For a better understanding of biological processes, researchers need to be able to ‘see’ the smallest components of individual cells, such as DNA, mRNA and proteins.
In response, the EU-funded CELLVIEWER project is developing a super-resolution microscope that uses hardware and software which enables the collection of high-resolution spatial and dynamic information in single cells. The research includes the development of new hardware and software for the microscope.
Since super-resolution microscopy is essential for life science research, this project could promote a radical shift in how cellular systems are studied.
As a test case, scientists are using the new technology to study the self-renewal and differentiation of individual embryonic stem cells in mice. These stem cells can differentiate into other types of cells.
The aim is to collect information at a nanoscale level to develop a model that can be used to predict which stimuli will produce which phenotype in an organism. Scientists want to develop a mechanistic understanding of how multiple single mouse embryonic stem cells maintain their ‘stemness’ or commit to differentiation.
Almost three years into the project, cell biologists now have access to this unique new technology which is expected to enable a better understanding of how embryonic stem cells develop into other types of cells. This, in turn, could potentially be applied to regenerative medicine. According to the project's consortium, no potential problems can be anticipated at this stage in releasing the initial CELLVIEWER prototype for use as a diagnostic tool.
The project team includes internationally recognized experts in the fields of stem cell and chromatin biology, super-resolution microscopy, quantitative modelling of biological systems, and hardware and software development. Their innovative approach to single cell analysis represents a paradigm shift in the way cellular systems are studied, according to the project.

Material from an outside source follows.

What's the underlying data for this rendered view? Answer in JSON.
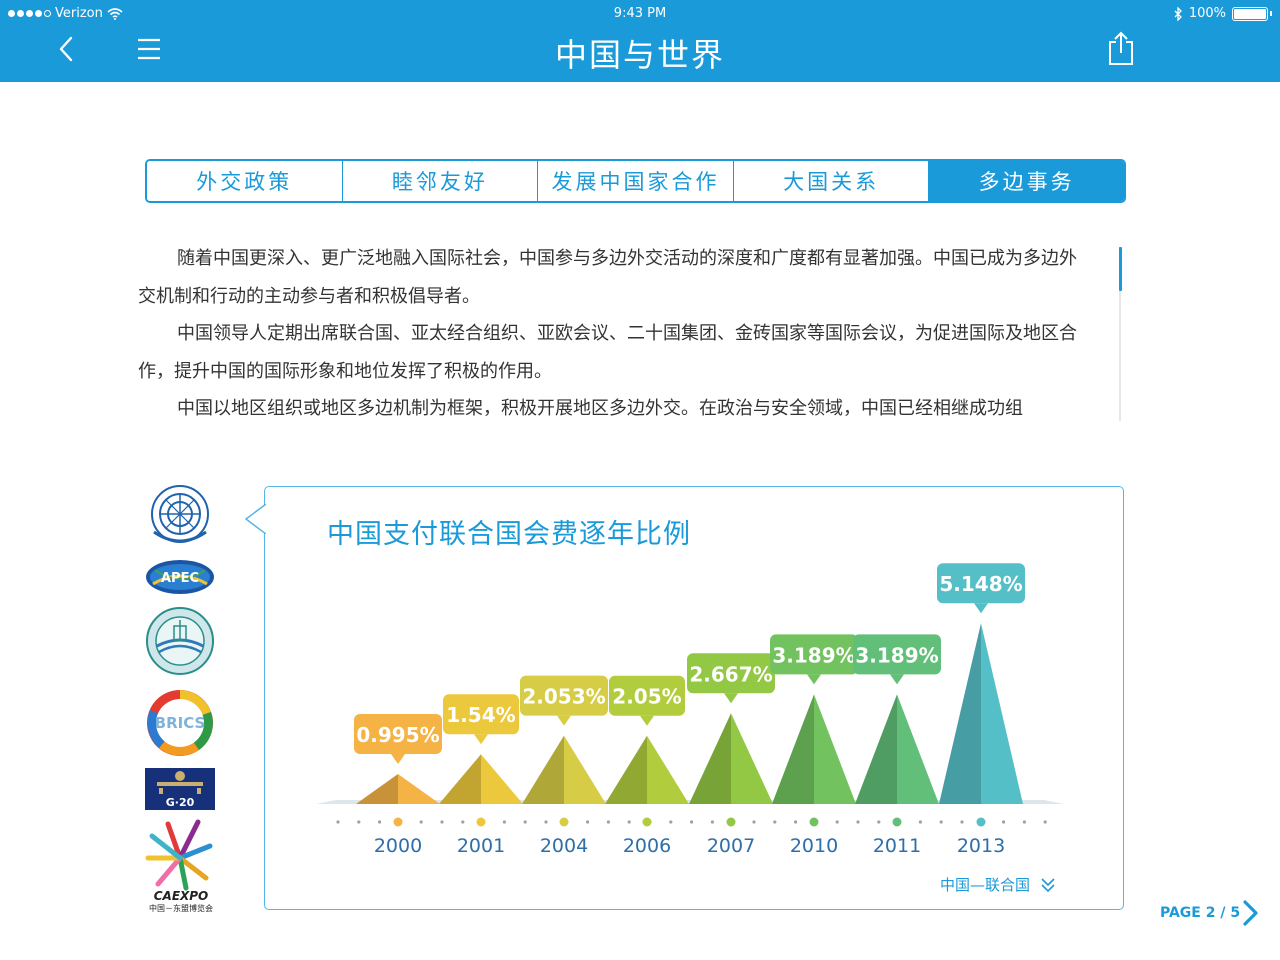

To ensure the technology makes it out of the lab and into the market place, another EU-funded project – known as HERMES SR – is currently developing a business plan to commercialise CELLVIEWER’s super-resolution microscope.